Wayne Hale retired from NASA in 2010 after a 32-year career that included making the go/no-go decisions on 41 space shuttle missions and overseeing the agency’s return-to-flight efforts after the 2003 Columbia accident.
Today he leads the human spaceflight practice at Special Aerospace Services, a Boulder, Colorado-based consultancy that counts Lockheed Martin, Sierra Nevada Corp., and United Launch Alliance among its clients. He also writes on his blog about his NASA experience, including close calls on other shuttle missions. He serves, in effect, as the conscience of the agency, offering reminders of just how difficult human spaceflight can be.
One the eve of NASA’s annual Day of Remembrance, Hale offered some advice from Apollo 1, Challenger and Columbia: “The lesson to take away here is not to give up. If it is unsafe say so. If overruled, appeal.”
On making the call to stop a launch: Back in the days when I was the flight director, there were plenty of times when I was the guy, along with my weatherman or one or two other folks, that had to stand up and say, “We are not going to do this.”
It is hard to stop the train. What is really hard is the third or fourth day in a row where you’ve had repeated difficulties and everybody is getting really tired of showing up at whatever time it is in the middle of the night to be in the [Kennedy Space Center Launch Control Center’s] Firing Room getting ready for a launch and yet again something is not right.
That is one of the aspects of Challenger. They went through so many launch scrubs on that flight and on the one preceding it. People were tired and said, “Can’t we just fly this thing?” You have to guard against that. Every time has to stand on its own merits. You are either good to go or you are not. It doesn’t matter how many times it takes.

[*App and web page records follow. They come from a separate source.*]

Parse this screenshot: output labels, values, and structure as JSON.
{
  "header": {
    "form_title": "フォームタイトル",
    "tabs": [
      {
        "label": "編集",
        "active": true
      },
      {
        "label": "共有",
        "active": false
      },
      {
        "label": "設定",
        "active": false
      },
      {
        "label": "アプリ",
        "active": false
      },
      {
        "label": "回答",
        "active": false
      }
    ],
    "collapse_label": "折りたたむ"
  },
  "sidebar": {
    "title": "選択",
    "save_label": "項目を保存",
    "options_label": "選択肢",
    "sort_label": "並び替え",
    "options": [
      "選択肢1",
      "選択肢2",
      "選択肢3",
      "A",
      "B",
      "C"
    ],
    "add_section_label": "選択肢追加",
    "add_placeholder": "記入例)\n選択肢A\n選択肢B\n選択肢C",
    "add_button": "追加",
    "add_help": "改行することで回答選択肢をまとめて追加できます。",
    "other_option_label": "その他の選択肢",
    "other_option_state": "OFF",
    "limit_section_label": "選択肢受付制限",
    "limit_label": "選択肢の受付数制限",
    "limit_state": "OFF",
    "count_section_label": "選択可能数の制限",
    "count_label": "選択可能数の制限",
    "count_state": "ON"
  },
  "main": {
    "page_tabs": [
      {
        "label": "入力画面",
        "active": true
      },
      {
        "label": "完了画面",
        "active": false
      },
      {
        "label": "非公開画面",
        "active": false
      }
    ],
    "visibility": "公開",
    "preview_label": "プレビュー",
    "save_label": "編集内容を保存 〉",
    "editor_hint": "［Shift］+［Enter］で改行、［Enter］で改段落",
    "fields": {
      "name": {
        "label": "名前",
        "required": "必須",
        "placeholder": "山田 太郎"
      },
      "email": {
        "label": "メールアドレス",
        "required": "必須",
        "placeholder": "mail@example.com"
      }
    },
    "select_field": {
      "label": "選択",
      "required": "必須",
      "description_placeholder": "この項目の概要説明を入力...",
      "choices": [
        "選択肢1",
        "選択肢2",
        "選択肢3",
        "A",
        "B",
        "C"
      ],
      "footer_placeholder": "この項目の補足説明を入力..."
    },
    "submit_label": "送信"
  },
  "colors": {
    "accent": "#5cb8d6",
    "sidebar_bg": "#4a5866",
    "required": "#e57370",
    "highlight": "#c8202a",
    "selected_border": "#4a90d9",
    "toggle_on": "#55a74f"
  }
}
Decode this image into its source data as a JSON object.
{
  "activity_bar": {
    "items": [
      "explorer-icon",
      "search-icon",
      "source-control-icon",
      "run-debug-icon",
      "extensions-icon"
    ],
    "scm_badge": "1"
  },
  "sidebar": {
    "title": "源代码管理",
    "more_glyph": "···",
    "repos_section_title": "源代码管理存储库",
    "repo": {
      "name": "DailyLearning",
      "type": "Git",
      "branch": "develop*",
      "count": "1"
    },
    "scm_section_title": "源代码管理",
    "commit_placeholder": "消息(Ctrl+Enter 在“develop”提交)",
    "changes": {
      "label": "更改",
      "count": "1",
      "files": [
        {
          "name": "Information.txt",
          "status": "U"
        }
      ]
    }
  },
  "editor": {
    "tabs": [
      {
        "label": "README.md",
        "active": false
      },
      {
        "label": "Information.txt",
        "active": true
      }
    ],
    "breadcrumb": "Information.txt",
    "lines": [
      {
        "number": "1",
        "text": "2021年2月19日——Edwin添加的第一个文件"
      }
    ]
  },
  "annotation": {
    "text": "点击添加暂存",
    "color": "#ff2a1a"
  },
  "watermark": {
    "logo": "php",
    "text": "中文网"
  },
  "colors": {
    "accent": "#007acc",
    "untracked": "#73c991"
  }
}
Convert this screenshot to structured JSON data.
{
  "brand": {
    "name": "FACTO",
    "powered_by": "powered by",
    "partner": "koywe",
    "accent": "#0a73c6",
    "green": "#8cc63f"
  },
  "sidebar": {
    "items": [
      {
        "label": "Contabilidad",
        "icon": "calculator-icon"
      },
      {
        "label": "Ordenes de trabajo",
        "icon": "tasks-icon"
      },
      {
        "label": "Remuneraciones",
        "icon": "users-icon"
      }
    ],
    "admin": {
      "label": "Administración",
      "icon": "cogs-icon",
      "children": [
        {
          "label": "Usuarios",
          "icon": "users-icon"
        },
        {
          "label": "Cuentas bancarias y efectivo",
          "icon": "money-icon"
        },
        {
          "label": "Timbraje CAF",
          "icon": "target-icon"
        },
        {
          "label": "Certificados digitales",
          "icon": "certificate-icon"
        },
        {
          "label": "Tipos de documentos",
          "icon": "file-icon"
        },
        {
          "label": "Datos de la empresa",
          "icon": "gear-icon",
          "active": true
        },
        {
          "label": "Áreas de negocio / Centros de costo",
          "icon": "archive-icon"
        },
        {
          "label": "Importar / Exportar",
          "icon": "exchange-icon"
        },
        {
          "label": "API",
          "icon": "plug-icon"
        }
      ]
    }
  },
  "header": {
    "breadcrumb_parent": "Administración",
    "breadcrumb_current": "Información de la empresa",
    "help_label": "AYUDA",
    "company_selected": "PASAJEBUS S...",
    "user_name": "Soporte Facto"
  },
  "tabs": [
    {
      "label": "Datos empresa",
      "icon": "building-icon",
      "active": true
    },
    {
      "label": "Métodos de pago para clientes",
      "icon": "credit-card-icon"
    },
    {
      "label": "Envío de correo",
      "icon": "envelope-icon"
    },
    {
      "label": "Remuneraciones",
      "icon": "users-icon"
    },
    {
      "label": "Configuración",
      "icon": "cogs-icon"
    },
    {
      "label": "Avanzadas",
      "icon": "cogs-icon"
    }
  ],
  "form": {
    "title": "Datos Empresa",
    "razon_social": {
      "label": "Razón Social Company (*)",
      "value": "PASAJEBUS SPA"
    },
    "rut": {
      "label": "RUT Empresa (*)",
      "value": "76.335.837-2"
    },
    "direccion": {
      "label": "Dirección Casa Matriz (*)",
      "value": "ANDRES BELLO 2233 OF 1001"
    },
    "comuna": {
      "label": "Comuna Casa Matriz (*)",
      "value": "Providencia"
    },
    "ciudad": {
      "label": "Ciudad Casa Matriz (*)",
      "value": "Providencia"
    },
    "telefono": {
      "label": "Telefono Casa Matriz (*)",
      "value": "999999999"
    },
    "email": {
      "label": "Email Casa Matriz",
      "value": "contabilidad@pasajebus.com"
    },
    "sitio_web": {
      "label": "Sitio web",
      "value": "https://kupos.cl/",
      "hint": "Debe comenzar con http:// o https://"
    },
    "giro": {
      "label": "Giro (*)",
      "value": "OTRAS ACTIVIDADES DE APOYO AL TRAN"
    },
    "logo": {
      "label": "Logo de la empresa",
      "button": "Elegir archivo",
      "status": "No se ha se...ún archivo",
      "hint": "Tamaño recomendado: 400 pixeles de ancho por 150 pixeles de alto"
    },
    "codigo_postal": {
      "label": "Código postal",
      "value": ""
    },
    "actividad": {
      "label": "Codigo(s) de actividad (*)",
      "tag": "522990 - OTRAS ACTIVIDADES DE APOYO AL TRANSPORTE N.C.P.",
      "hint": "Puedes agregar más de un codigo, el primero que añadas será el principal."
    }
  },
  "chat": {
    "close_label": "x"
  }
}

On voicing dissent: They tried to implement changes after Challenger and it kind of wore off or didn’t take. We made a concerted effort after Columbia to encourage dissenting opinions and listen to people that had concerns. I know that worked well through the end of shuttle. Of course I’m retired now, but I do keep in close touch with people in the agency and they tell me that dissenting opinions are still elicited and listened to, at least in the human spaceflight part of the organization. I would think it is easier now. Whether or not you can actually prevent a tragedy, you never know. It’s a very low margin [for error] business.
On the importance of not forgetting Challenger and Columbia: It will be sometime before NASA is back in the business of launching people into space again. I hope the folks on that day remember those lessons.
With at least a decade between the end of the space shuttle and Orion’s first crewed mission, it might be a different group of people making the decisions.
Commercial crew certainly will fly before 2021, but it will have been a long time since NASA has been in charge of a rocket that flies. How many people will have changed out of the workforce? We need to keep those lessons alive.
I’m in the middle of reading ‘Truth, Lie and O-rings,’ Allan McDonald’s book. .. It is striking how those people were shut down. I really believe that would not happen today.”
– Wayne Hale